▶ Exercise instructions
Repeat every record exactly as given.
——————
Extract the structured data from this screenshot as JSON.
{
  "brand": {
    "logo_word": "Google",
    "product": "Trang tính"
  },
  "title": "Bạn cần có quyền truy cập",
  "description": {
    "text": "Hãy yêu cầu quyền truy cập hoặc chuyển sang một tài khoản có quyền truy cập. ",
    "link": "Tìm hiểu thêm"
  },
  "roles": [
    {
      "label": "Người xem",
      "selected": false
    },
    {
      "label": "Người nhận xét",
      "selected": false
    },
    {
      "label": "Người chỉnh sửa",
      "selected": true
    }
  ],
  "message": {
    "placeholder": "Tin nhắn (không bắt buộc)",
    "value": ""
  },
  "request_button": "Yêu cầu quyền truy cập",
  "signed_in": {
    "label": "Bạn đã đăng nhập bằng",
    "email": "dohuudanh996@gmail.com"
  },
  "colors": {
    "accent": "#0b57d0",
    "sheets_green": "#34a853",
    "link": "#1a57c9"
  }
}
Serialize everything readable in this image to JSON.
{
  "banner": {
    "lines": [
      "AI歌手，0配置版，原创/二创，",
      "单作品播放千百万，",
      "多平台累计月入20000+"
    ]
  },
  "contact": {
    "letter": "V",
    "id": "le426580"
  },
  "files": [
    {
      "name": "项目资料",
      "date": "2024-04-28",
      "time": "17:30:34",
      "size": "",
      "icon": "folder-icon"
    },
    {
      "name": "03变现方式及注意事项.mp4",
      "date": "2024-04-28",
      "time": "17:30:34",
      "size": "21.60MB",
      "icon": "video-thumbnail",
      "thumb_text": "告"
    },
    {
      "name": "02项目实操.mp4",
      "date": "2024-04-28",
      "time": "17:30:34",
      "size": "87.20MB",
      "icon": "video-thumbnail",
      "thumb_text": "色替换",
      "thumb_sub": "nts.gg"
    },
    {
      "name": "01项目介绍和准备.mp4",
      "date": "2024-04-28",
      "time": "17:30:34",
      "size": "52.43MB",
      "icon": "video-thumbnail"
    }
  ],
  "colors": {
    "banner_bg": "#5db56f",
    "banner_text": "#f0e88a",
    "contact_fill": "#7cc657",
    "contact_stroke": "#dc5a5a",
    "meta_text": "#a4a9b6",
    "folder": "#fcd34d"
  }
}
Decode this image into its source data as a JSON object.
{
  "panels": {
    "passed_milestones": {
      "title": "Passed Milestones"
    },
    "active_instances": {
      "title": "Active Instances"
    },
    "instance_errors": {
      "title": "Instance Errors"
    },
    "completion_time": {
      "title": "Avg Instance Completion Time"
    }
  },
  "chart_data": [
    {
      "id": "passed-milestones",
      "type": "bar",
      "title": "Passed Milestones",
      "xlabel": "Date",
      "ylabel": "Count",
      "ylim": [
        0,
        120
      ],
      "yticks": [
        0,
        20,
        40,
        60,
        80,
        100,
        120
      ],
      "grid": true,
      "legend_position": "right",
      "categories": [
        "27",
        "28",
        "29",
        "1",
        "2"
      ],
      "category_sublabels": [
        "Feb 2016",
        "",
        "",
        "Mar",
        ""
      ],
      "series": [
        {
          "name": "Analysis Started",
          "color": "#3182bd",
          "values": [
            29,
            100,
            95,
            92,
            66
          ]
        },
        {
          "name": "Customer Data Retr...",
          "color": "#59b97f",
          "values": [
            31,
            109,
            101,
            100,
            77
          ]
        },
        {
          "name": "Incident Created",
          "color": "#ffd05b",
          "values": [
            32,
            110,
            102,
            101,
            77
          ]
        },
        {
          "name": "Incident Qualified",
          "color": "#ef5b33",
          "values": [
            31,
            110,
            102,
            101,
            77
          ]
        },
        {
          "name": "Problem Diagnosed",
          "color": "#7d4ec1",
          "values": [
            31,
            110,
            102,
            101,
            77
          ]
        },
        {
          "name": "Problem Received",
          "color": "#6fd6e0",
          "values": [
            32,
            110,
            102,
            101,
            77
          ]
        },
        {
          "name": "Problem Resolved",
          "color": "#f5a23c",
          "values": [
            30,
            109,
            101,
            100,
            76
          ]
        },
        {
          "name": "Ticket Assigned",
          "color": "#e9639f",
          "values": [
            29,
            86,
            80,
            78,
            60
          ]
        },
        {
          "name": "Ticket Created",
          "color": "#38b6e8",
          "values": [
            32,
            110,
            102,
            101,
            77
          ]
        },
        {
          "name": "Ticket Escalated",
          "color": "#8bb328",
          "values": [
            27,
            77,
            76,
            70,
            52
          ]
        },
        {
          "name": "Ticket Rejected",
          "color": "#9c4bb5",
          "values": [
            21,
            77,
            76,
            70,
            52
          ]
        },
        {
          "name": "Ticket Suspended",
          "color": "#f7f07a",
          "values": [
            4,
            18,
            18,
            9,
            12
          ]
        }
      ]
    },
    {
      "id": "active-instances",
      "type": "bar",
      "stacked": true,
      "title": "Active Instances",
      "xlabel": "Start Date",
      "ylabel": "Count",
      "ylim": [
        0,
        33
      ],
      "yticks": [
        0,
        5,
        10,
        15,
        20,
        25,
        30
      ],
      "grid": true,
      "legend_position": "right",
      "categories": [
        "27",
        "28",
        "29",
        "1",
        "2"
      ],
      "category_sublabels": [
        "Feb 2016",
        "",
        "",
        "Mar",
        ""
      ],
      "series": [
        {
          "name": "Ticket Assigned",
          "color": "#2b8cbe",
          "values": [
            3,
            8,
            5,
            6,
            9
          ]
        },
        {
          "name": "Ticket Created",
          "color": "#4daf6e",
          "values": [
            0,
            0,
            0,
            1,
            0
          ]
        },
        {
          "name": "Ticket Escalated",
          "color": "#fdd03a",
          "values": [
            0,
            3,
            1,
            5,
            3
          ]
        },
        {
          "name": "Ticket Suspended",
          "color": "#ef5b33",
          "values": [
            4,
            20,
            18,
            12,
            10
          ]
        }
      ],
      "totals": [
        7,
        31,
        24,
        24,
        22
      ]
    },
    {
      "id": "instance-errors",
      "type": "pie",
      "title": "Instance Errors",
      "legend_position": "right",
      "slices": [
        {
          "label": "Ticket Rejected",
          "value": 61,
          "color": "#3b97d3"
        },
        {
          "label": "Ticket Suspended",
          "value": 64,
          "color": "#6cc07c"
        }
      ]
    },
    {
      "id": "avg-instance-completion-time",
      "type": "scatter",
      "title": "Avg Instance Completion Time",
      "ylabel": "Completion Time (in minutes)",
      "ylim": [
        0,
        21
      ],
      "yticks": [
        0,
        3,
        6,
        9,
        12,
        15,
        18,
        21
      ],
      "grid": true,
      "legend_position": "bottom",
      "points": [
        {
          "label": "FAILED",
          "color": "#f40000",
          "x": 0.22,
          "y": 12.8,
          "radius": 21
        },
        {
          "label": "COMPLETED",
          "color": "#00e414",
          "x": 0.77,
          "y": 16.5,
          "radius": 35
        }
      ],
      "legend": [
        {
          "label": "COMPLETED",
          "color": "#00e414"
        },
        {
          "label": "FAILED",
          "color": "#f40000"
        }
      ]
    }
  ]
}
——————
▶ Your solution
Extract the structured data from this screenshot as JSON.
{
  "brand": {
    "logo_word": "Google",
    "product": "Trang tính"
  },
  "title": "Bạn cần có quyền truy cập",
  "description": {
    "text": "Hãy yêu cầu quyền truy cập hoặc chuyển sang một tài khoản có quyền truy cập. ",
    "link": "Tìm hiểu thêm"
  },
  "roles": [
    {
      "label": "Người xem",
      "selected": false
    },
    {
      "label": "Người nhận xét",
      "selected": false
    },
    {
      "label": "Người chỉnh sửa",
      "selected": true
    }
  ],
  "message": {
    "placeholder": "Tin nhắn (không bắt buộc)",
    "value": ""
  },
  "request_button": "Yêu cầu quyền truy cập",
  "signed_in": {
    "label": "Bạn đã đăng nhập bằng",
    "email": "dohuudanh996@gmail.com"
  },
  "colors": {
    "accent": "#0b57d0",
    "sheets_green": "#34a853",
    "link": "#1a57c9"
  }
}
Serialize everything readable in this image to JSON.
{
  "banner": {
    "lines": [
      "AI歌手，0配置版，原创/二创，",
      "单作品播放千百万，",
      "多平台累计月入20000+"
    ]
  },
  "contact": {
    "letter": "V",
    "id": "le426580"
  },
  "files": [
    {
      "name": "项目资料",
      "date": "2024-04-28",
      "time": "17:30:34",
      "size": "",
      "icon": "folder-icon"
    },
    {
      "name": "03变现方式及注意事项.mp4",
      "date": "2024-04-28",
      "time": "17:30:34",
      "size": "21.60MB",
      "icon": "video-thumbnail",
      "thumb_text": "告"
    },
    {
      "name": "02项目实操.mp4",
      "date": "2024-04-28",
      "time": "17:30:34",
      "size": "87.20MB",
      "icon": "video-thumbnail",
      "thumb_text": "色替换",
      "thumb_sub": "nts.gg"
    },
    {
      "name": "01项目介绍和准备.mp4",
      "date": "2024-04-28",
      "time": "17:30:34",
      "size": "52.43MB",
      "icon": "video-thumbnail"
    }
  ],
  "colors": {
    "banner_bg": "#5db56f",
    "banner_text": "#f0e88a",
    "contact_fill": "#7cc657",
    "contact_stroke": "#dc5a5a",
    "meta_text": "#a4a9b6",
    "folder": "#fcd34d"
  }
}
Decode this image into its source data as a JSON object.
{
  "panels": {
    "passed_milestones": {
      "title": "Passed Milestones"
    },
    "active_instances": {
      "title": "Active Instances"
    },
    "instance_errors": {
      "title": "Instance Errors"
    },
    "completion_time": {
      "title": "Avg Instance Completion Time"
    }
  },
  "chart_data": [
    {
      "id": "passed-milestones",
      "type": "bar",
      "title": "Passed Milestones",
      "xlabel": "Date",
      "ylabel": "Count",
      "ylim": [
        0,
        120
      ],
      "yticks": [
        0,
        20,
        40,
        60,
        80,
        100,
        120
      ],
      "grid": true,
      "legend_position": "right",
      "categories": [
        "27",
        "28",
        "29",
        "1",
        "2"
      ],
      "category_sublabels": [
        "Feb 2016",
        "",
        "",
        "Mar",
        ""
      ],
      "series": [
        {
          "name": "Analysis Started",
          "color": "#3182bd",
          "values": [
            29,
            100,
            95,
            92,
            66
          ]
        },
        {
          "name": "Customer Data Retr...",
          "color": "#59b97f",
          "values": [
            31,
            109,
            101,
            100,
            77
          ]
        },
        {
          "name": "Incident Created",
          "color": "#ffd05b",
          "values": [
            32,
            110,
            102,
            101,
            77
          ]
        },
        {
          "name": "Incident Qualified",
          "color": "#ef5b33",
          "values": [
            31,
            110,
            102,
            101,
            77
          ]
        },
        {
          "name": "Problem Diagnosed",
          "color": "#7d4ec1",
          "values": [
            31,
            110,
            102,
            101,
            77
          ]
        },
        {
          "name": "Problem Received",
          "color": "#6fd6e0",
          "values": [
            32,
            110,
            102,
            101,
            77
          ]
        },
        {
          "name": "Problem Resolved",
          "color": "#f5a23c",
          "values": [
            30,
            109,
            101,
            100,
            76
          ]
        },
        {
          "name": "Ticket Assigned",
          "color": "#e9639f",
          "values": [
            29,
            86,
            80,
            78,
            60
          ]
        },
        {
          "name": "Ticket Created",
          "color": "#38b6e8",
          "values": [
            32,
            110,
            102,
            101,
            77
          ]
        },
        {
          "name": "Ticket Escalated",
          "color": "#8bb328",
          "values": [
            27,
            77,
            76,
            70,
            52
          ]
        },
        {
          "name": "Ticket Rejected",
          "color": "#9c4bb5",
          "values": [
            21,
            77,
            76,
            70,
            52
          ]
        },
        {
          "name": "Ticket Suspended",
          "color": "#f7f07a",
          "values": [
            4,
            18,
            18,
            9,
            12
          ]
        }
      ]
    },
    {
      "id": "active-instances",
      "type": "bar",
      "stacked": true,
      "title": "Active Instances",
      "xlabel": "Start Date",
      "ylabel": "Count",
      "ylim": [
        0,
        33
      ],
      "yticks": [
        0,
        5,
        10,
        15,
        20,
        25,
        30
      ],
      "grid": true,
      "legend_position": "right",
      "categories": [
        "27",
        "28",
        "29",
        "1",
        "2"
      ],
      "category_sublabels": [
        "Feb 2016",
        "",
        "",
        "Mar",
        ""
      ],
      "series": [
        {
          "name": "Ticket Assigned",
          "color": "#2b8cbe",
          "values": [
            3,
            8,
            5,
            6,
            9
          ]
        },
        {
          "name": "Ticket Created",
          "color": "#4daf6e",
          "values": [
            0,
            0,
            0,
            1,
            0
          ]
        },
        {
          "name": "Ticket Escalated",
          "color": "#fdd03a",
          "values": [
            0,
            3,
            1,
            5,
            3
          ]
        },
        {
          "name": "Ticket Suspended",
          "color": "#ef5b33",
          "values": [
            4,
            20,
            18,
            12,
            10
          ]
        }
      ],
      "totals": [
        7,
        31,
        24,
        24,
        22
      ]
    },
    {
      "id": "instance-errors",
      "type": "pie",
      "title": "Instance Errors",
      "legend_position": "right",
      "slices": [
        {
          "label": "Ticket Rejected",
          "value": 61,
          "color": "#3b97d3"
        },
        {
          "label": "Ticket Suspended",
          "value": 64,
          "color": "#6cc07c"
        }
      ]
    },
    {
      "id": "avg-instance-completion-time",
      "type": "scatter",
      "title": "Avg Instance Completion Time",
      "ylabel": "Completion Time (in minutes)",
      "ylim": [
        0,
        21
      ],
      "yticks": [
        0,
        3,
        6,
        9,
        12,
        15,
        18,
        21
      ],
      "grid": true,
      "legend_position": "bottom",
      "points": [
        {
          "label": "FAILED",
          "color": "#f40000",
          "x": 0.22,
          "y": 12.8,
          "radius": 21
        },
        {
          "label": "COMPLETED",
          "color": "#00e414",
          "x": 0.77,
          "y": 16.5,
          "radius": 35
        }
      ],
      "legend": [
        {
          "label": "COMPLETED",
          "color": "#00e414"
        },
        {
          "label": "FAILED",
          "color": "#f40000"
        }
      ]
    }
  ]
}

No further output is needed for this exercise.